TASK OBJECTIVE >>
Filter the records below for the word "this". Copy each line that holds it.

GIVEN DATA >>

────────

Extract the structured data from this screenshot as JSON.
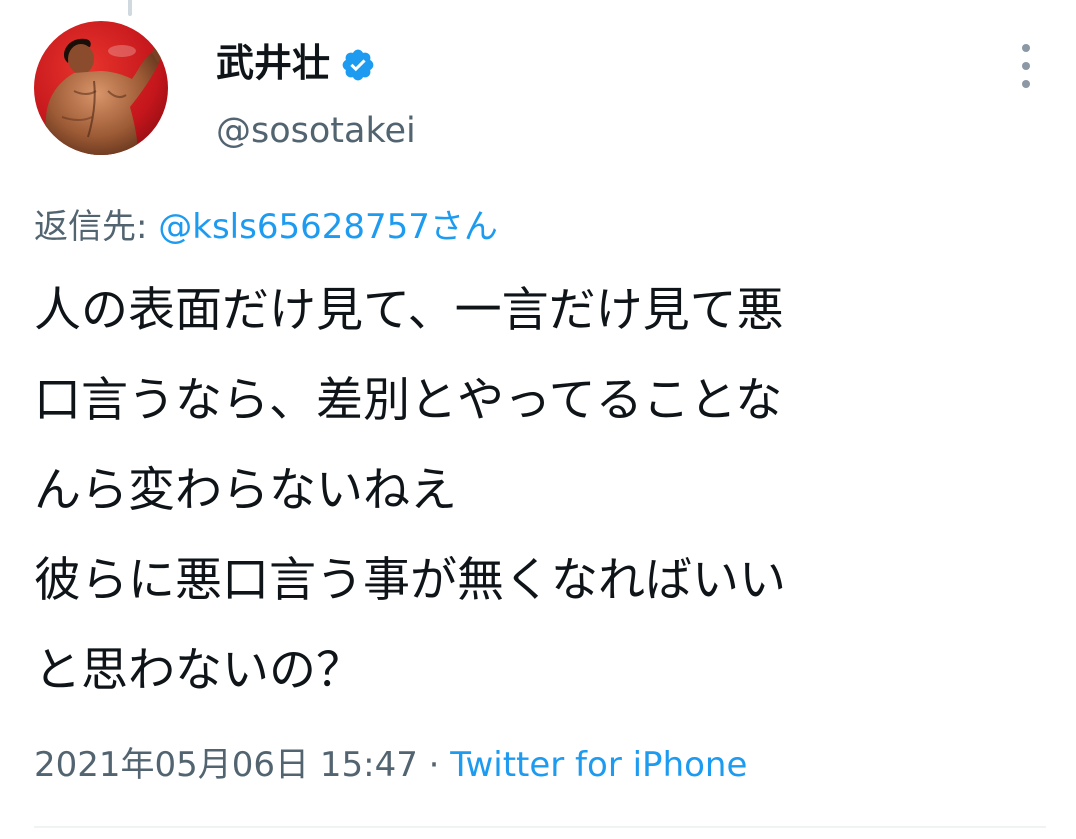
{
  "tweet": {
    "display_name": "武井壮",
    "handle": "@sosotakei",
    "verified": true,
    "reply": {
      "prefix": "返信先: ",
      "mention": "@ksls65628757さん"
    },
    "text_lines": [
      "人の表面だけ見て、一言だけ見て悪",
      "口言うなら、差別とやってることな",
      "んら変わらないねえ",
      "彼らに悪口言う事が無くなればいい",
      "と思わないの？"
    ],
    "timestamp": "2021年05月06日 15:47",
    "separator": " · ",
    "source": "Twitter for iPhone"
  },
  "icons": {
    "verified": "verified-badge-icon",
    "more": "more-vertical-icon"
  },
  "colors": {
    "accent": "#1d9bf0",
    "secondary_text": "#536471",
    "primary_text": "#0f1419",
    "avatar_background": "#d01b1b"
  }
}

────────

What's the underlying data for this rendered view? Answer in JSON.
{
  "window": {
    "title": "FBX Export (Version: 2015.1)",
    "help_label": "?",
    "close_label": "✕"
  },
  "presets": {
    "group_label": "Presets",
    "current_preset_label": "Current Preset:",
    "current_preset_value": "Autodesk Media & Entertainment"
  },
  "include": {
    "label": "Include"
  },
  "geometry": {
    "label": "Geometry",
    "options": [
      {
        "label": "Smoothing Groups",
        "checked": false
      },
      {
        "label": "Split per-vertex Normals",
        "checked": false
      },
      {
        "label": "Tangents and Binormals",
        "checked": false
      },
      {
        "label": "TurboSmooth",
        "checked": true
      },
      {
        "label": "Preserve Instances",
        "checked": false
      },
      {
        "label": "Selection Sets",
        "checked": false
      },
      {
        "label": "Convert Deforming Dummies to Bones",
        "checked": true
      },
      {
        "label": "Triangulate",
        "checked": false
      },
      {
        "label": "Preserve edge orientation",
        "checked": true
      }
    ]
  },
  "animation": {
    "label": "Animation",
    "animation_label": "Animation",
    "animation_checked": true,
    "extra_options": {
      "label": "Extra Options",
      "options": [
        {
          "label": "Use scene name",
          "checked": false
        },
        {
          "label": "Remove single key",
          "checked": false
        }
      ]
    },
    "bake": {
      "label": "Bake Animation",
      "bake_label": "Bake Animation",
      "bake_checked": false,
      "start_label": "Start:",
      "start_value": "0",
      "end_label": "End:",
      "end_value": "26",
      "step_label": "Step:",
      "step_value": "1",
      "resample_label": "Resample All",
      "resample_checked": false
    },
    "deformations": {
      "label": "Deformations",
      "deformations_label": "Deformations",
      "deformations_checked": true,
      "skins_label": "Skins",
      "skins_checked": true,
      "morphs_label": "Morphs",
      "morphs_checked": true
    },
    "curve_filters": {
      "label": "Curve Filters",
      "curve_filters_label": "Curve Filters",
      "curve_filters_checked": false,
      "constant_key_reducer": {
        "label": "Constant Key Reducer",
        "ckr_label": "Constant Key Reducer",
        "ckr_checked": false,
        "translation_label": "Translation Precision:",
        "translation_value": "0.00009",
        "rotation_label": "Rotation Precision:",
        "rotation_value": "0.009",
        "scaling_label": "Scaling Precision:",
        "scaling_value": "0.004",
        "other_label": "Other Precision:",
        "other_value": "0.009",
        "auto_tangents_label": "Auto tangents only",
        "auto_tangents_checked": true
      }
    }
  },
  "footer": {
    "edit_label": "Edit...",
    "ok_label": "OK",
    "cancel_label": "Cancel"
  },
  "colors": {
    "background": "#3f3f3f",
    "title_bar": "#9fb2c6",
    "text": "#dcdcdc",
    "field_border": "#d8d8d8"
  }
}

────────

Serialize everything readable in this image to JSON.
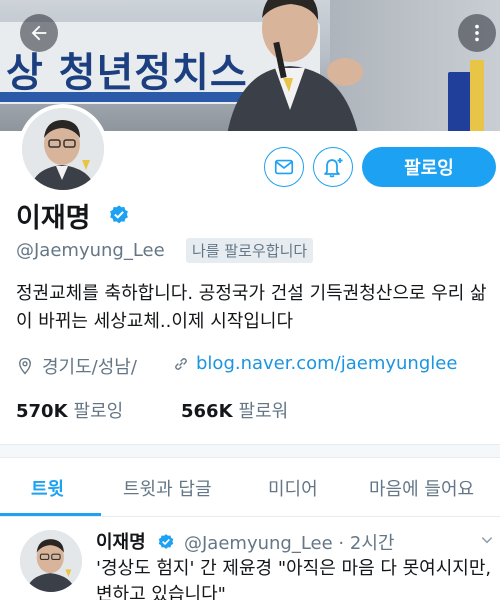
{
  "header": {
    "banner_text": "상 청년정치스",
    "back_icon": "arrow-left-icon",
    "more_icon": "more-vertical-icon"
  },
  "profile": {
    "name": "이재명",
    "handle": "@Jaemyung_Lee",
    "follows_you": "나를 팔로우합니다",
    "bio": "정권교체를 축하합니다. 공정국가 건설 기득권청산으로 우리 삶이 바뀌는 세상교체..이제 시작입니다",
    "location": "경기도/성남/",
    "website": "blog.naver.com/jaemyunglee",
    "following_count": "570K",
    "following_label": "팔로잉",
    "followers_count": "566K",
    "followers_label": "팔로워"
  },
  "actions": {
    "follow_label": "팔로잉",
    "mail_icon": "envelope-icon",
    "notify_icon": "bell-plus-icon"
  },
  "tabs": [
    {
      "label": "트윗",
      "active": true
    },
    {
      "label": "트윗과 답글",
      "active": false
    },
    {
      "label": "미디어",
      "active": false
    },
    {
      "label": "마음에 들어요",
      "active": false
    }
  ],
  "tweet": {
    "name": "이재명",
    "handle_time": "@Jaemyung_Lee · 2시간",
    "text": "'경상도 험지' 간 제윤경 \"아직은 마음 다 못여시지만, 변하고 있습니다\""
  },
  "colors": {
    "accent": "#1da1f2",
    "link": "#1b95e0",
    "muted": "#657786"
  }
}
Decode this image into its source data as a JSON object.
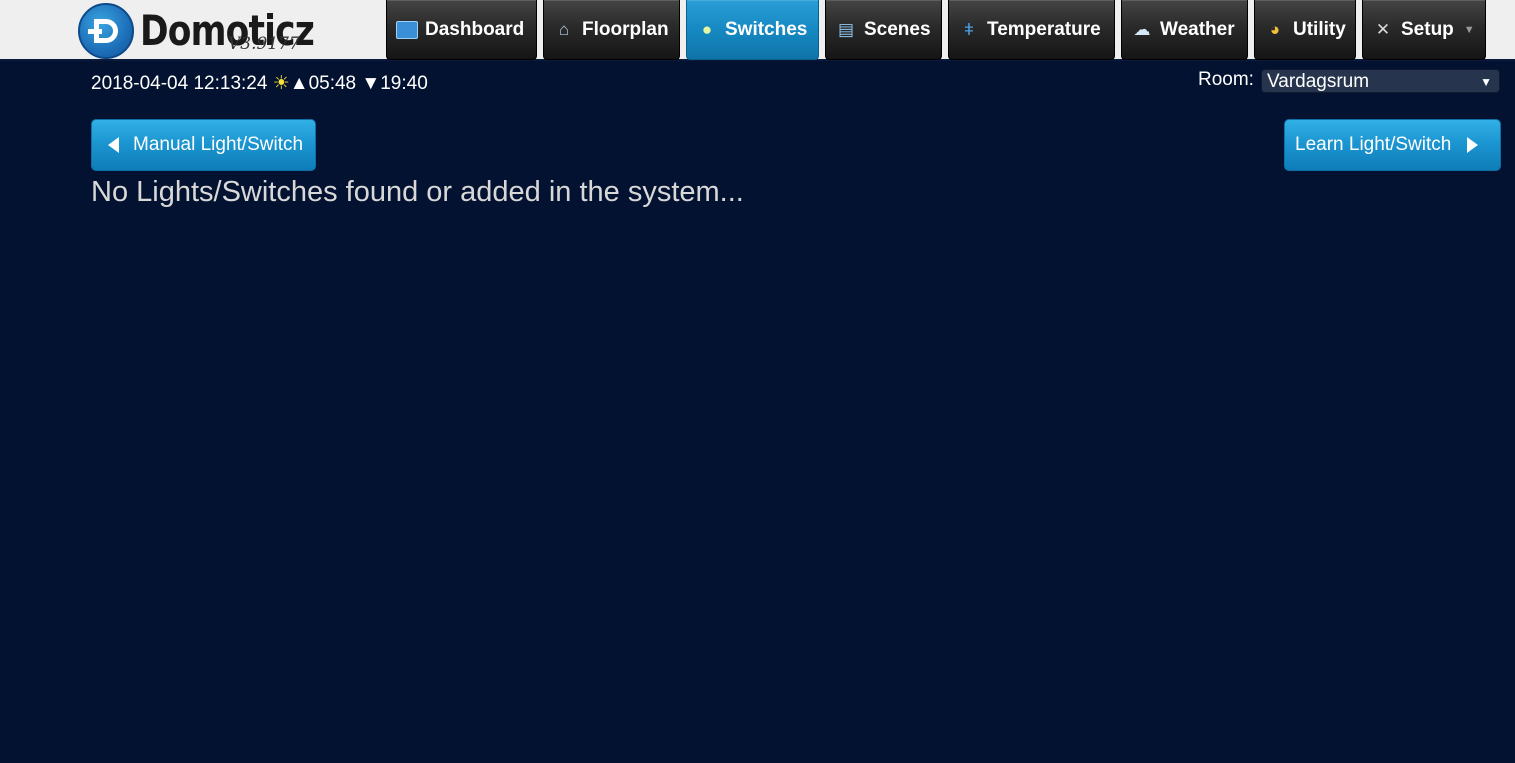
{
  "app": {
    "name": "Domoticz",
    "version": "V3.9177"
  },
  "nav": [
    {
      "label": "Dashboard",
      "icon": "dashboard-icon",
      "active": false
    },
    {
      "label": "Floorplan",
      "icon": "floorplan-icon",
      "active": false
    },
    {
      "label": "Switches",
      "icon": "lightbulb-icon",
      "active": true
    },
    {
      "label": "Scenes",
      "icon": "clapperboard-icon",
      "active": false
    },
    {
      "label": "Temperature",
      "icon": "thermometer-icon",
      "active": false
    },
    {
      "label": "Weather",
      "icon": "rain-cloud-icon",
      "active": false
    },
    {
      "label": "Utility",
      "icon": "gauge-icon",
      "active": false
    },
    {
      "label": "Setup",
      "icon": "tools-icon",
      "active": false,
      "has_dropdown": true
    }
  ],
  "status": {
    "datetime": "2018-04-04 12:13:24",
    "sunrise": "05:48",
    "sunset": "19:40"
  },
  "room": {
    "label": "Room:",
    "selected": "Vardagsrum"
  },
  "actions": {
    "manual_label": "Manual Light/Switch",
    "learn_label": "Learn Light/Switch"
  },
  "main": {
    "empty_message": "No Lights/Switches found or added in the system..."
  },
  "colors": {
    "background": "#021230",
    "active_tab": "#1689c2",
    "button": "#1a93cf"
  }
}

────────

COMPLETED TASK >>
Extract the structured data from this screenshot as JSON.
What's the underlying data for this rendered view? Answer in JSON.
Serialize everything readable in this image to JSON.
Decode this image into its source data as a JSON object.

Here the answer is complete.